Copies of all lines that contain "page" are needed; take them from the data below.

==============================

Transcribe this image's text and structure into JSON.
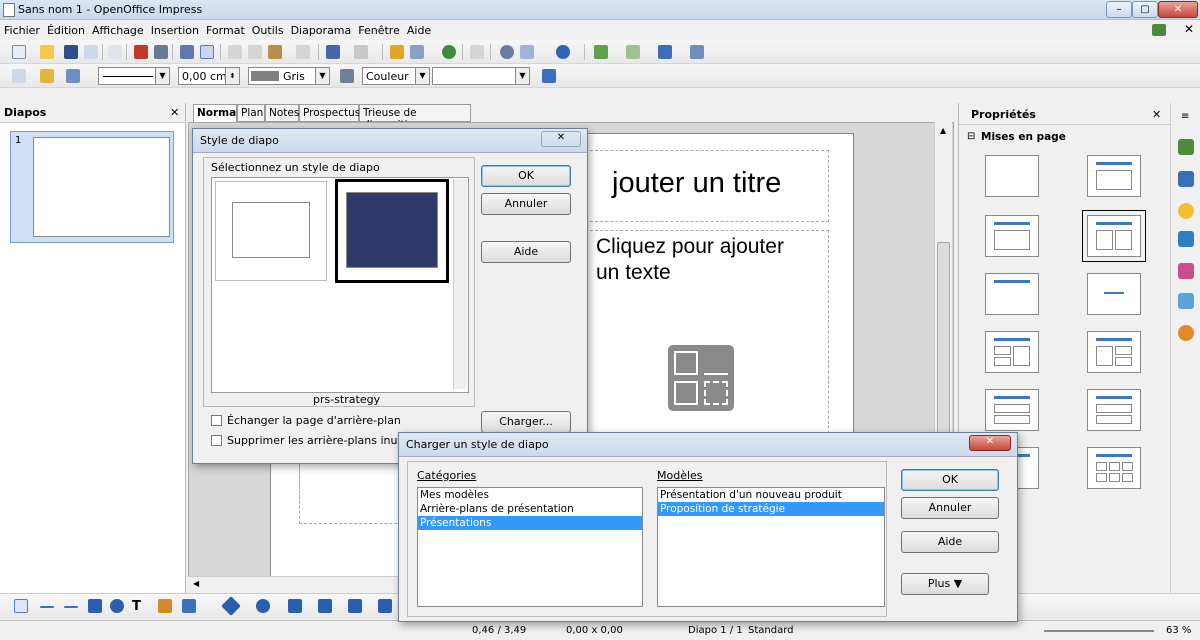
{
  "window": {
    "title": "Sans nom 1 - OpenOffice Impress"
  },
  "menubar": [
    "Fichier",
    "Édition",
    "Affichage",
    "Insertion",
    "Format",
    "Outils",
    "Diaporama",
    "Fenêtre",
    "Aide"
  ],
  "linebar": {
    "width_value": "0,00 cm",
    "color_name": "Gris",
    "fill_type": "Couleur"
  },
  "slides_panel": {
    "title": "Diapos",
    "slide_number": "1"
  },
  "view_tabs": [
    "Normal",
    "Plan",
    "Notes",
    "Prospectus",
    "Trieuse de diapositives"
  ],
  "slide": {
    "title_placeholder": "jouter un titre",
    "text_placeholder_1": "Cliquez pour ajouter",
    "text_placeholder_2": "un texte"
  },
  "properties_panel": {
    "title": "Propriétés",
    "section": "Mises en page"
  },
  "status": {
    "position": "0,46 / 3,49",
    "size": "0,00 x 0,00",
    "slide_info": "Diapo 1 / 1",
    "master": "Standard",
    "zoom": "63 %"
  },
  "style_dialog": {
    "title": "Style de diapo",
    "select_label": "Sélectionnez un style de diapo",
    "caption": "prs-strategy",
    "ok": "OK",
    "cancel": "Annuler",
    "help": "Aide",
    "load": "Charger...",
    "exchange_bg": "Échanger la page d'arrière-plan",
    "delete_unused": "Supprimer les arrière-plans inutilisés"
  },
  "load_dialog": {
    "title": "Charger un style de diapo",
    "categories_label": "Catégories",
    "templates_label": "Modèles",
    "categories": [
      "Mes modèles",
      "Arrière-plans de présentation",
      "Présentations"
    ],
    "templates": [
      "Présentation d'un nouveau produit",
      "Proposition de stratégie"
    ],
    "ok": "OK",
    "cancel": "Annuler",
    "help": "Aide",
    "more": "Plus"
  },
  "colors": {
    "selection": "#3399ff",
    "layout_bar": "#3a78c2",
    "template_dark": "#2f3a6a"
  }
}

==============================

OUTPUT FOR THIS EXERCISE:
    "section": "Mises en page"
    "exchange_bg": "Échanger la page d'arrière-plan",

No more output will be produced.